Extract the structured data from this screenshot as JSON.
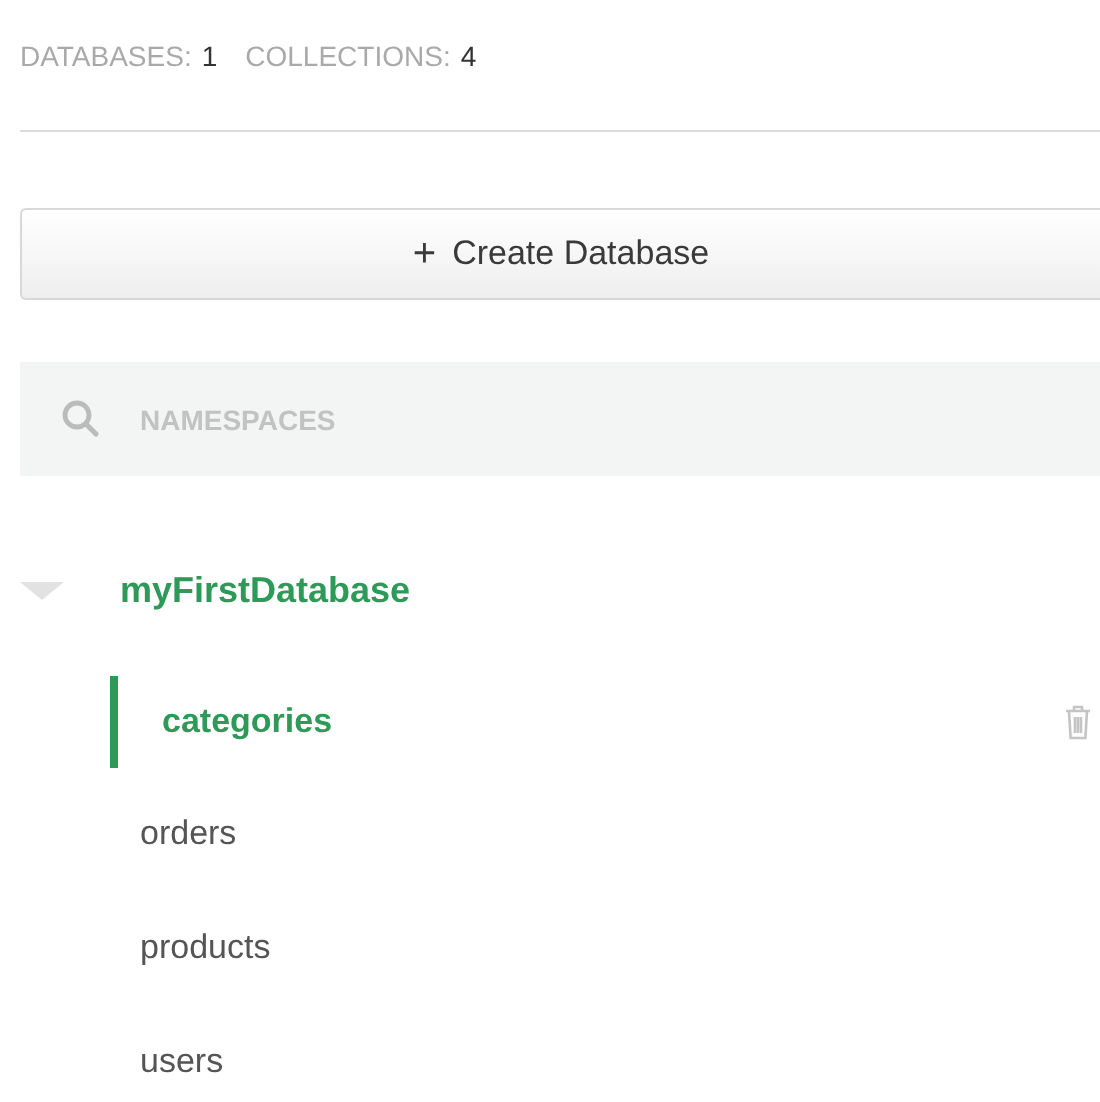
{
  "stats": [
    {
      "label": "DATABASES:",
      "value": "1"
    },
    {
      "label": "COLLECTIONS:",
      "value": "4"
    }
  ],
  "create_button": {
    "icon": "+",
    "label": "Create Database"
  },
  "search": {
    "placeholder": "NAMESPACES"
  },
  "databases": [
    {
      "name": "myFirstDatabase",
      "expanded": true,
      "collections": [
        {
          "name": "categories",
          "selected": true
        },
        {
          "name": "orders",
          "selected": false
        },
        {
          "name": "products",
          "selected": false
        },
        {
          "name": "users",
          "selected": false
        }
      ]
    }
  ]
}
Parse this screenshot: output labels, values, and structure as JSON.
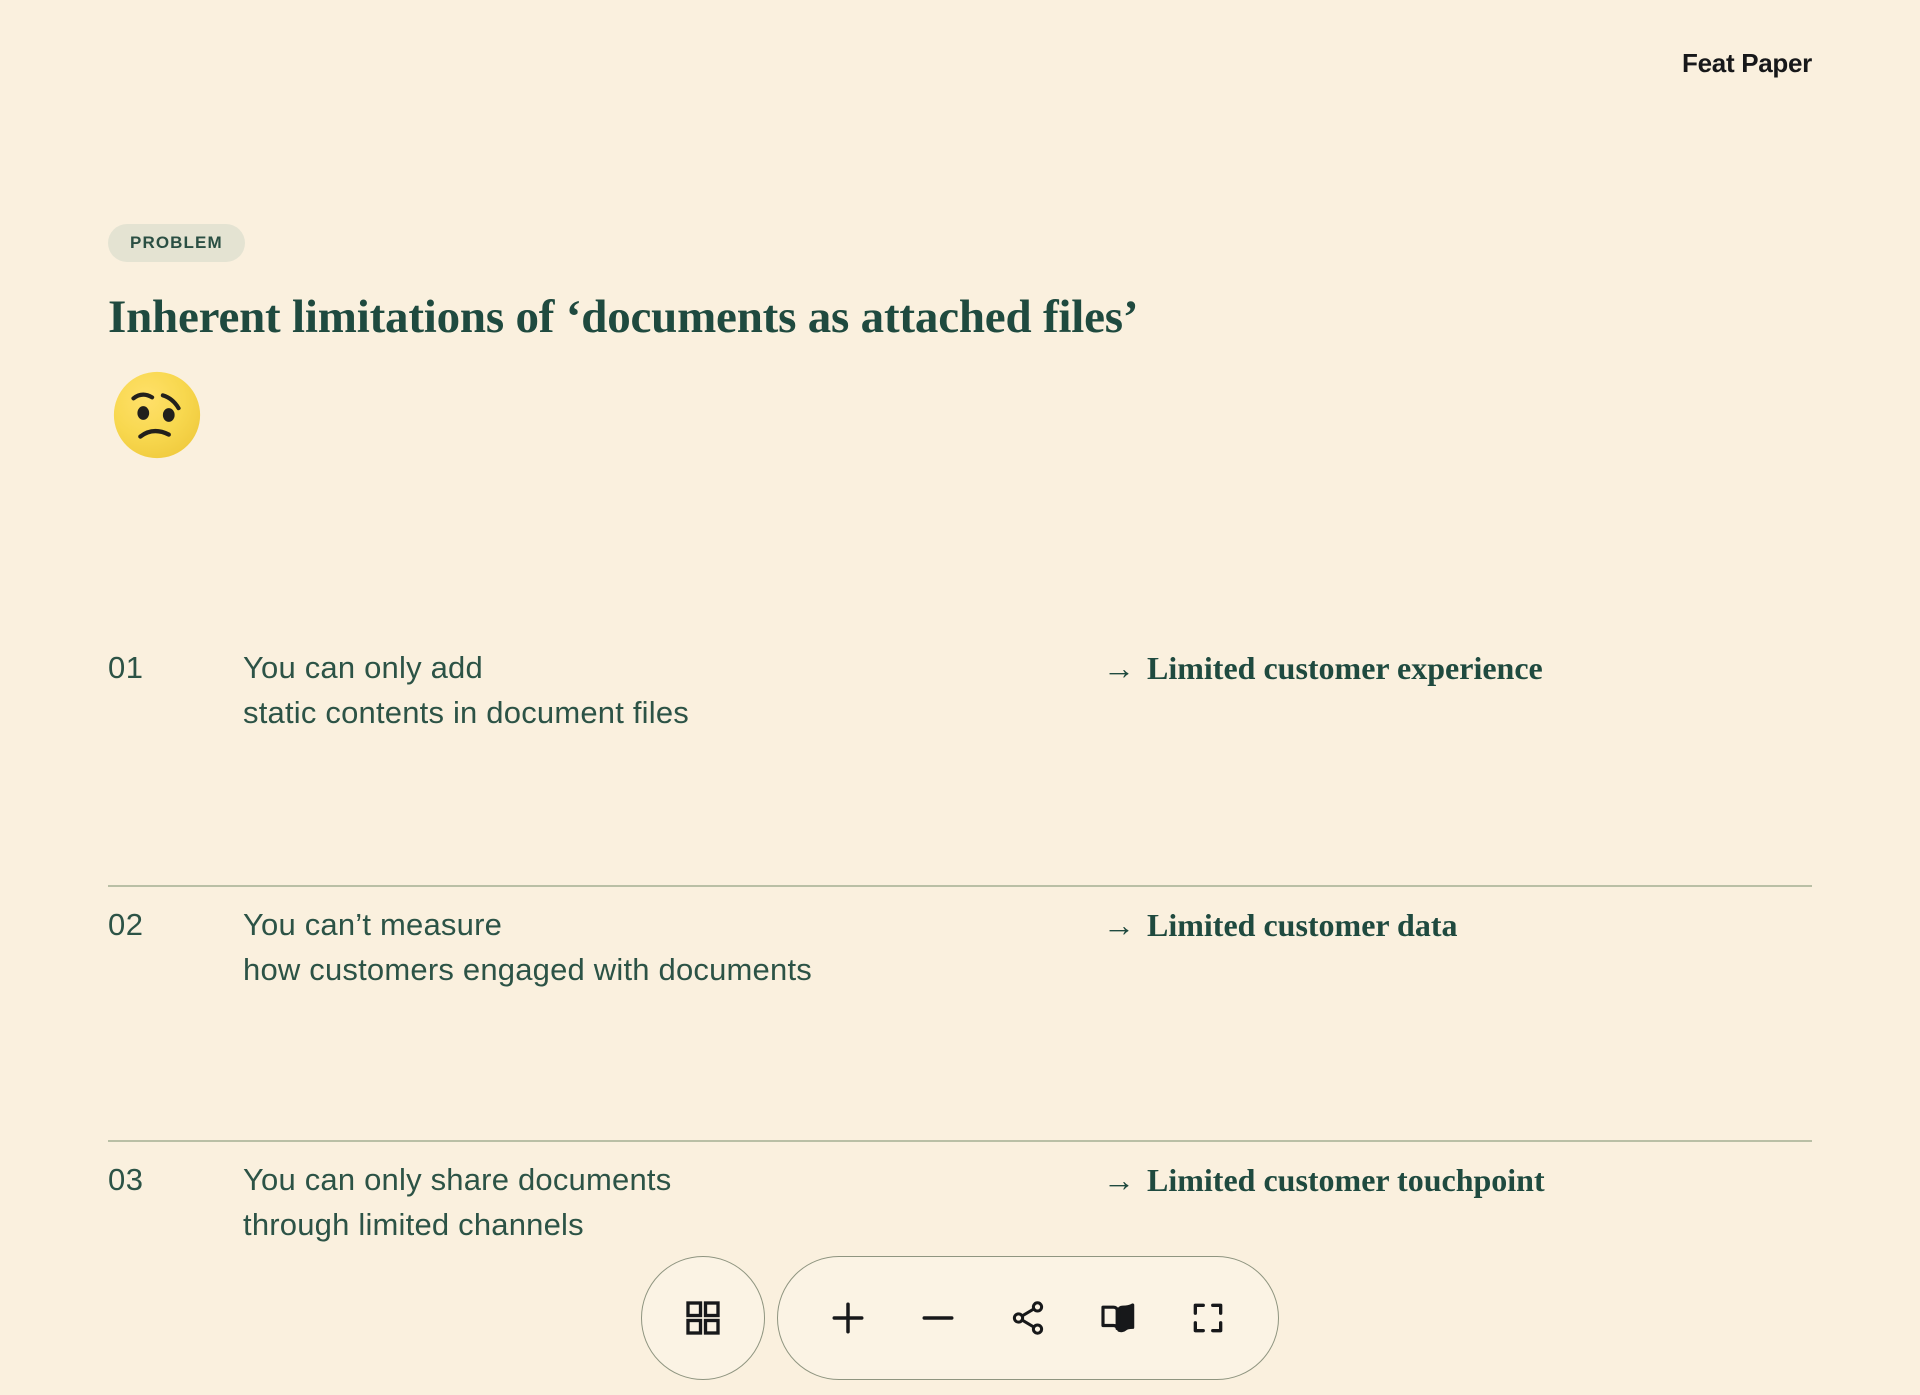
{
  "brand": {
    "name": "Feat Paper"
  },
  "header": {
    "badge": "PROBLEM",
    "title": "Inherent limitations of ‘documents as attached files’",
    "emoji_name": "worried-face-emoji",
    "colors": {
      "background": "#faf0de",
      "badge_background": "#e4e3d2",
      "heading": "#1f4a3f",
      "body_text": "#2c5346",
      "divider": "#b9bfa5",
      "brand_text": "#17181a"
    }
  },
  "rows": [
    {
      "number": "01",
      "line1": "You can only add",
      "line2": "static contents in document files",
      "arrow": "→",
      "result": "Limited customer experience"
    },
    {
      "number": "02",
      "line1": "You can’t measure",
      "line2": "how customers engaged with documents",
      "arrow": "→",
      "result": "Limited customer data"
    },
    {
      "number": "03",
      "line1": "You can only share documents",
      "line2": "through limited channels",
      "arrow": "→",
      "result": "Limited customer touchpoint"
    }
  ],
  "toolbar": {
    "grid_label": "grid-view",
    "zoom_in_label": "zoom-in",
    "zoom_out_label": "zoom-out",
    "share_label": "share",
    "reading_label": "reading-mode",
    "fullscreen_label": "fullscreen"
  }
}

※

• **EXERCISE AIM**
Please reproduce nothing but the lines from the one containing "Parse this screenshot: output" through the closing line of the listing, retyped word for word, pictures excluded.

• **ANSWER BELOW**
Parse this screenshot: output labels, values, and structure as JSON.
{
  "brand": {
    "name": "Feat Paper"
  },
  "header": {
    "badge": "PROBLEM",
    "title": "Inherent limitations of ‘documents as attached files’",
    "emoji_name": "worried-face-emoji",
    "colors": {
      "background": "#faf0de",
      "badge_background": "#e4e3d2",
      "heading": "#1f4a3f",
      "body_text": "#2c5346",
      "divider": "#b9bfa5",
      "brand_text": "#17181a"
    }
  },
  "rows": [
    {
      "number": "01",
      "line1": "You can only add",
      "line2": "static contents in document files",
      "arrow": "→",
      "result": "Limited customer experience"
    },
    {
      "number": "02",
      "line1": "You can’t measure",
      "line2": "how customers engaged with documents",
      "arrow": "→",
      "result": "Limited customer data"
    },
    {
      "number": "03",
      "line1": "You can only share documents",
      "line2": "through limited channels",
      "arrow": "→",
      "result": "Limited customer touchpoint"
    }
  ],
  "toolbar": {
    "grid_label": "grid-view",
    "zoom_in_label": "zoom-in",
    "zoom_out_label": "zoom-out",
    "share_label": "share",
    "reading_label": "reading-mode",
    "fullscreen_label": "fullscreen"
  }
}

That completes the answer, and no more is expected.